As Slate’s Jamelle Bouie has been reporting all week from Ferguson, there hasn’t really been a public space for protests there. By default, members of the community have congregated in parking lots, gas stations, and the street itself.

Temperatures of this scale are deadly, especially for those without a good way to cope. I asked a representative of St. Louis County whether Ferguson offers cooling centers during extreme heat days. Their computer system was down, but a search of the Missouri Department of Health and Senior Services database and another database she directed me to from the United Way shows that not a single cooling center is located in Ferguson.

In 1995, Chicago suffered through a catastrophic heat wave that has drawn comparisons to Hurricane Katrina. During that week in Chicago, 739 people died of heat-related causes. Author Eric Klinenberg blames that shocking toll on a “blend of extreme weather, political mismanagement, and abandonment of vulnerable city residents.”

Mary Hayden, a public health expert at the National Center for Atmospheric Research is in the final stages of a project designed to analyze vulnerability to heat stress in Houston. Her biggest finding so far? “Heat risk is exacerbated by poverty.” While that result may not be particularly surprising, Hayden said, “now we have the numbers to prove it.”

Via phone, she described her Houston research: “If you're looking at just a central downtown area, it could be that those are just high-rise buildings where there are no people living. The centerpiece of our study is a 901-household survey on extreme heat vulnerability stratified by socioeconomic status. We wanted to find where residential areas coupled with urban heat islands, who lives there, and how they deal with the heat.”

Their work so far has revealed some shocking statistics. “The odds of not knowing the symptoms of heat stress are almost three times greater for those who make less than $30,000 a year,” she said. “In Houston, although the city reports that 99 percent of residents have air conditioning, not everyone can afford it. African-Americans are significantly more likely to have had trouble paying their electric bill, and 73 percent had no idea that there were special programs designed to help them.”

Her takeaway: “We’re not reaching that vulnerable population at all.”

So what should cities like Houston and St. Louis do to stem the expected increase in heat deaths in the coming decades? The answer, Hayden says, is to use this study to redouble efforts into community education. She proposes a partnership between television meteorologists and local public health departments to serve as a conduit of lifesaving information during heat waves.

Over the longer term, “community centers are absolutely the way to go.” In one building, Hayden says, a community center “provides a focal point. It can act as a cooling shelter, it's crime reduction, it's so many things.”

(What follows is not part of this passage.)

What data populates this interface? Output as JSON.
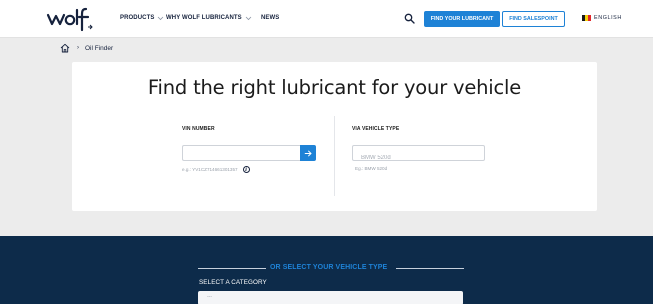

Aug. 21 2014 2:53 PM

A Virtual-Reality Version of Netflix Would Make Browsing Much Easier

Like a lot of tech companies, Netflix has events a few times a year where developers get the day off from their normal work to create fun new projects. And Netflix’s most recent Hack Day produced some cool results. In a blog post, Netflix writes, “we had over 150 people code from Thursday morning to Friday morning ... [They did] some incredible work in just 24 hours!” One project is a Chrome extension that puts Netflix in a small screen so you can watch while browsing other sites. Another is a design tweak to Netflix’s current interface that uses circular organization to display related or suggested movies around a central recommendation.

And another is Oculix (see video above), an immersive Netflix world for the Oculus Rift with gesture support. You can look all around, see movie titles and television shows floating in front of you, and select what you want to watch with your hand.

Though Netflix is clear that these projects may never become real products, some of them definitely should. Maybe the next step for Oculix is a virtual reality-video rental store where we can all browse around in 3-D space like we used to—no recommendation algorithms needed. That's what I want.